Kolos-Vary came to abstraction in the fifties through a long and patient philosophical exploration of the reality experienced during his remarkable life. Having been born in Transylvania he attended the School of Applied Arts in Budapest from 1915-1918, then the School of Decorative Arts until 1925. After which he travelled through Switzerland and Italy, where he was influenced by the lineal space of Uccello, before settling in Paris where he was soon embraced by the avant-garde artists of the École de Paris.
In 1928 Kolos-Vary held his first one-man show at Galerie Miromesnil, the success of this led to numerous subsequent exhibitions, commencing with the prestigious Galerie Bonaparte in 1929, and Galerie Povolosky in 1930, for which the catalogue introduction was written by Pierre Guéguen. During this time he was also invited to exhibit in the Salon d’Automne, and the Salon des Indépendants. This early period is characterised by surreal semi-figurative compositions, of elaborate mystical imagery.
The artist’s success was however abruptly interrupted by the outbreak of the war, during which Kolos-Vary was put in a concentration camp, but fortunately managed to escape after two years and cross the border into Switzerland, where he remained until the end of the war, at which time he returned again to Paris.
Following this experience Kolos-Vary submerged himself in his painting, producing increasingly powerful compositions. These works were highly acclaimed in 1946 when shown at an important exhibition at the Musée National d’Art Moderne de Paris organised by Jean Cassou. The artist was then approached by eminent art dealer Jeanne Bucher who gave Kolos-Vary a major one-man show at her eponymous gallery in 1948. During this post-war period Kolos-Vary participated in the radical Salon de Mai, 1949-1958, the Salon des Réalités Nouvelles, 1956-1961, and the Salon des Comparaisons, 1960-1962.
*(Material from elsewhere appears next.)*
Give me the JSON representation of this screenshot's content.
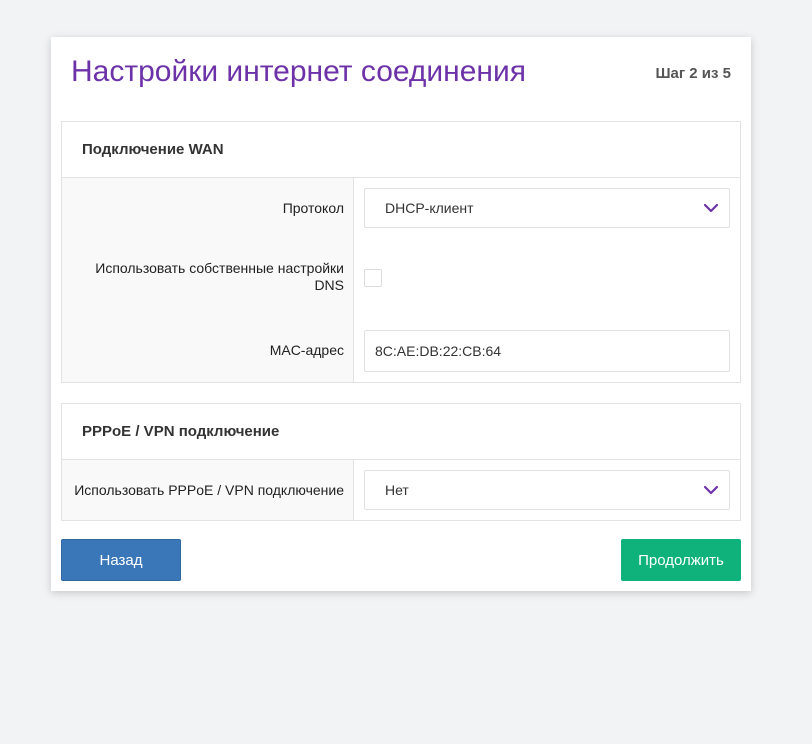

Kolos-Vary attained pure abstraction in the late 1950’s, as a direct progression of his exploration of the sub-conscious fantastic imagery into which he had become immersed. Often dominated by vibrant ethereal forms, his writings explain that these wonderfully harmonious compositions are strictly linked to nature through a new spatial interpretation, having found the perceived world too limited. These extraordinary evocative works brought the artist international recognition, and exhibitions in New York 1959; London, 1961; Japan, 1961; and elsewhere including Geneva, Basel, Antwerp, Amsterdam, Brussels, Milan...
Prizes: Prix de la Critique, 1953; Prix de Lissone, 1957; Priz Marzotto, 1960; Prix des Onze, 1966.
The artist’s work is represented in many major museums of modern art, including Musée d’Art Moderne de la Ville de Paris; Musée National d’Art Moderne de Paris; Musée des Beaux Arts, Lille; Budapest; Jerusalem; Pécs; Algiers; Milwaukee, USA.